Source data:

----------

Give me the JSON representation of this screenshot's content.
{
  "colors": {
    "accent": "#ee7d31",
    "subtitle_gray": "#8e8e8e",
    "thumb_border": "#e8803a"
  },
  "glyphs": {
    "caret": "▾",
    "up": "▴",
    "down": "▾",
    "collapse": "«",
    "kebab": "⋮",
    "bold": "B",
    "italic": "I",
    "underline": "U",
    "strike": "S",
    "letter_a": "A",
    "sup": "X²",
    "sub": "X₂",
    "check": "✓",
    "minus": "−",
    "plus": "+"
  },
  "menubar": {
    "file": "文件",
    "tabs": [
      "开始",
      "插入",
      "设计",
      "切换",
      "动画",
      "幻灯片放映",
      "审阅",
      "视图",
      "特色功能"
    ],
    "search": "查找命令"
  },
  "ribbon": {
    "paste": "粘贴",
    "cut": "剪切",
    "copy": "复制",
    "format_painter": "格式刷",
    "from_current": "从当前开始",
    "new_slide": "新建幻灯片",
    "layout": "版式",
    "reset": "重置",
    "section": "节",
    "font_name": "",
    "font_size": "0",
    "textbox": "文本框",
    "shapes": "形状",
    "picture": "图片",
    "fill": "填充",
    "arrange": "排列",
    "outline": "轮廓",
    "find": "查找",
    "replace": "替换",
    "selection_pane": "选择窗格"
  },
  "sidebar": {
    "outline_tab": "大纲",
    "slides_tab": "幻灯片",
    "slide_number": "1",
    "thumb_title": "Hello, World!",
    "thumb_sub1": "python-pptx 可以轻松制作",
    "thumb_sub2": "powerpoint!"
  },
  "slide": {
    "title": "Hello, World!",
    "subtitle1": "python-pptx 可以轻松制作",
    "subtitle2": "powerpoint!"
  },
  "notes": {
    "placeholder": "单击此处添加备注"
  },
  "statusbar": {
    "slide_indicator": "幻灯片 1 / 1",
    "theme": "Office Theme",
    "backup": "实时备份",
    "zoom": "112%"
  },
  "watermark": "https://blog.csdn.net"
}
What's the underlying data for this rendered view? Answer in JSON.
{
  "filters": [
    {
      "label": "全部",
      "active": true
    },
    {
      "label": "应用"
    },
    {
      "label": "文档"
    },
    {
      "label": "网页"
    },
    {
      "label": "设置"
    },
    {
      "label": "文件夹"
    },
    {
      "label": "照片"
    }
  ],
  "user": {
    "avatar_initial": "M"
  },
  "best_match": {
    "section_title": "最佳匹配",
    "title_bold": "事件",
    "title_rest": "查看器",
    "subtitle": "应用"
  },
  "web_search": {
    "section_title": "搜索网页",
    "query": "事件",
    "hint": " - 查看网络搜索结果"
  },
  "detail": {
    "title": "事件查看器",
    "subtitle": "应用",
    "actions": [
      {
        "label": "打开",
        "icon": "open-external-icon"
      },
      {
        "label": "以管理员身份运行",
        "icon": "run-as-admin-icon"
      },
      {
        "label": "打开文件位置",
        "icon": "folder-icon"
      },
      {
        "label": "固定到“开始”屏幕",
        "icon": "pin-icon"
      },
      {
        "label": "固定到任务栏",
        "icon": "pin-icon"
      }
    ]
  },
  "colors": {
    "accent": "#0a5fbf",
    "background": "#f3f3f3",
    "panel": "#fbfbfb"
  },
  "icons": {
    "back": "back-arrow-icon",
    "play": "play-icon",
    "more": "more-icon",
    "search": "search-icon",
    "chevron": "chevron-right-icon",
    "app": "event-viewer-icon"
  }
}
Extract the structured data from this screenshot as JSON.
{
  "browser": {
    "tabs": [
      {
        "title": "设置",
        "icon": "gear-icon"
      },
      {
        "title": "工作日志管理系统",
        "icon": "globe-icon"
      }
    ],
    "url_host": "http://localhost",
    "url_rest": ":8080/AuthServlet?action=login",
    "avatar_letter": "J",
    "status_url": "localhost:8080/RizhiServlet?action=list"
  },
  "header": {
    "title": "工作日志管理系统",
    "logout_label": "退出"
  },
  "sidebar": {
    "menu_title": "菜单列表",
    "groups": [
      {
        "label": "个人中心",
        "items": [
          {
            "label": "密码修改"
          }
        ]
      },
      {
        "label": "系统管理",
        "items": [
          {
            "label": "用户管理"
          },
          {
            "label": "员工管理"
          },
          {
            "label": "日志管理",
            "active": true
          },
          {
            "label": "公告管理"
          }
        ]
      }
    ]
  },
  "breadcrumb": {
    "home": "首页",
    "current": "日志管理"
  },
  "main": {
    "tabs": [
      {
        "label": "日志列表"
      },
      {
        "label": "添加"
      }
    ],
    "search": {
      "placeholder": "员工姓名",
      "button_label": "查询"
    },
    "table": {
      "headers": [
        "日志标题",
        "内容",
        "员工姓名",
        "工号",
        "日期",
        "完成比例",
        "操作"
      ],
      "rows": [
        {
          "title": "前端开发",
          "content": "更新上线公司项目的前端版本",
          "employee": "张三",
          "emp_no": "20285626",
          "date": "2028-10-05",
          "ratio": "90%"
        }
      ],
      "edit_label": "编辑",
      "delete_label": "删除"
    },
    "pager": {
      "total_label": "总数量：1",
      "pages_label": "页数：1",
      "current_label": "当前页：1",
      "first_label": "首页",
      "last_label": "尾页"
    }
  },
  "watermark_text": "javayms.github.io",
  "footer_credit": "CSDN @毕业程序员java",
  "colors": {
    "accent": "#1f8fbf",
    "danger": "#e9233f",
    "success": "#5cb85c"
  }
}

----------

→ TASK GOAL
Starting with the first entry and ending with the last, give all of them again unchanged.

→ RESPONSE TO THIS TASK
Give me the JSON representation of this screenshot's content.
{
  "colors": {
    "accent": "#ee7d31",
    "subtitle_gray": "#8e8e8e",
    "thumb_border": "#e8803a"
  },
  "glyphs": {
    "caret": "▾",
    "up": "▴",
    "down": "▾",
    "collapse": "«",
    "kebab": "⋮",
    "bold": "B",
    "italic": "I",
    "underline": "U",
    "strike": "S",
    "letter_a": "A",
    "sup": "X²",
    "sub": "X₂",
    "check": "✓",
    "minus": "−",
    "plus": "+"
  },
  "menubar": {
    "file": "文件",
    "tabs": [
      "开始",
      "插入",
      "设计",
      "切换",
      "动画",
      "幻灯片放映",
      "审阅",
      "视图",
      "特色功能"
    ],
    "search": "查找命令"
  },
  "ribbon": {
    "paste": "粘贴",
    "cut": "剪切",
    "copy": "复制",
    "format_painter": "格式刷",
    "from_current": "从当前开始",
    "new_slide": "新建幻灯片",
    "layout": "版式",
    "reset": "重置",
    "section": "节",
    "font_name": "",
    "font_size": "0",
    "textbox": "文本框",
    "shapes": "形状",
    "picture": "图片",
    "fill": "填充",
    "arrange": "排列",
    "outline": "轮廓",
    "find": "查找",
    "replace": "替换",
    "selection_pane": "选择窗格"
  },
  "sidebar": {
    "outline_tab": "大纲",
    "slides_tab": "幻灯片",
    "slide_number": "1",
    "thumb_title": "Hello, World!",
    "thumb_sub1": "python-pptx 可以轻松制作",
    "thumb_sub2": "powerpoint!"
  },
  "slide": {
    "title": "Hello, World!",
    "subtitle1": "python-pptx 可以轻松制作",
    "subtitle2": "powerpoint!"
  },
  "notes": {
    "placeholder": "单击此处添加备注"
  },
  "statusbar": {
    "slide_indicator": "幻灯片 1 / 1",
    "theme": "Office Theme",
    "backup": "实时备份",
    "zoom": "112%"
  },
  "watermark": "https://blog.csdn.net"
}
What's the underlying data for this rendered view? Answer in JSON.
{
  "filters": [
    {
      "label": "全部",
      "active": true
    },
    {
      "label": "应用"
    },
    {
      "label": "文档"
    },
    {
      "label": "网页"
    },
    {
      "label": "设置"
    },
    {
      "label": "文件夹"
    },
    {
      "label": "照片"
    }
  ],
  "user": {
    "avatar_initial": "M"
  },
  "best_match": {
    "section_title": "最佳匹配",
    "title_bold": "事件",
    "title_rest": "查看器",
    "subtitle": "应用"
  },
  "web_search": {
    "section_title": "搜索网页",
    "query": "事件",
    "hint": " - 查看网络搜索结果"
  },
  "detail": {
    "title": "事件查看器",
    "subtitle": "应用",
    "actions": [
      {
        "label": "打开",
        "icon": "open-external-icon"
      },
      {
        "label": "以管理员身份运行",
        "icon": "run-as-admin-icon"
      },
      {
        "label": "打开文件位置",
        "icon": "folder-icon"
      },
      {
        "label": "固定到“开始”屏幕",
        "icon": "pin-icon"
      },
      {
        "label": "固定到任务栏",
        "icon": "pin-icon"
      }
    ]
  },
  "colors": {
    "accent": "#0a5fbf",
    "background": "#f3f3f3",
    "panel": "#fbfbfb"
  },
  "icons": {
    "back": "back-arrow-icon",
    "play": "play-icon",
    "more": "more-icon",
    "search": "search-icon",
    "chevron": "chevron-right-icon",
    "app": "event-viewer-icon"
  }
}
Extract the structured data from this screenshot as JSON.
{
  "browser": {
    "tabs": [
      {
        "title": "设置",
        "icon": "gear-icon"
      },
      {
        "title": "工作日志管理系统",
        "icon": "globe-icon"
      }
    ],
    "url_host": "http://localhost",
    "url_rest": ":8080/AuthServlet?action=login",
    "avatar_letter": "J",
    "status_url": "localhost:8080/RizhiServlet?action=list"
  },
  "header": {
    "title": "工作日志管理系统",
    "logout_label": "退出"
  },
  "sidebar": {
    "menu_title": "菜单列表",
    "groups": [
      {
        "label": "个人中心",
        "items": [
          {
            "label": "密码修改"
          }
        ]
      },
      {
        "label": "系统管理",
        "items": [
          {
            "label": "用户管理"
          },
          {
            "label": "员工管理"
          },
          {
            "label": "日志管理",
            "active": true
          },
          {
            "label": "公告管理"
          }
        ]
      }
    ]
  },
  "breadcrumb": {
    "home": "首页",
    "current": "日志管理"
  },
  "main": {
    "tabs": [
      {
        "label": "日志列表"
      },
      {
        "label": "添加"
      }
    ],
    "search": {
      "placeholder": "员工姓名",
      "button_label": "查询"
    },
    "table": {
      "headers": [
        "日志标题",
        "内容",
        "员工姓名",
        "工号",
        "日期",
        "完成比例",
        "操作"
      ],
      "rows": [
        {
          "title": "前端开发",
          "content": "更新上线公司项目的前端版本",
          "employee": "张三",
          "emp_no": "20285626",
          "date": "2028-10-05",
          "ratio": "90%"
        }
      ],
      "edit_label": "编辑",
      "delete_label": "删除"
    },
    "pager": {
      "total_label": "总数量：1",
      "pages_label": "页数：1",
      "current_label": "当前页：1",
      "first_label": "首页",
      "last_label": "尾页"
    }
  },
  "watermark_text": "javayms.github.io",
  "footer_credit": "CSDN @毕业程序员java",
  "colors": {
    "accent": "#1f8fbf",
    "danger": "#e9233f",
    "success": "#5cb85c"
  }
}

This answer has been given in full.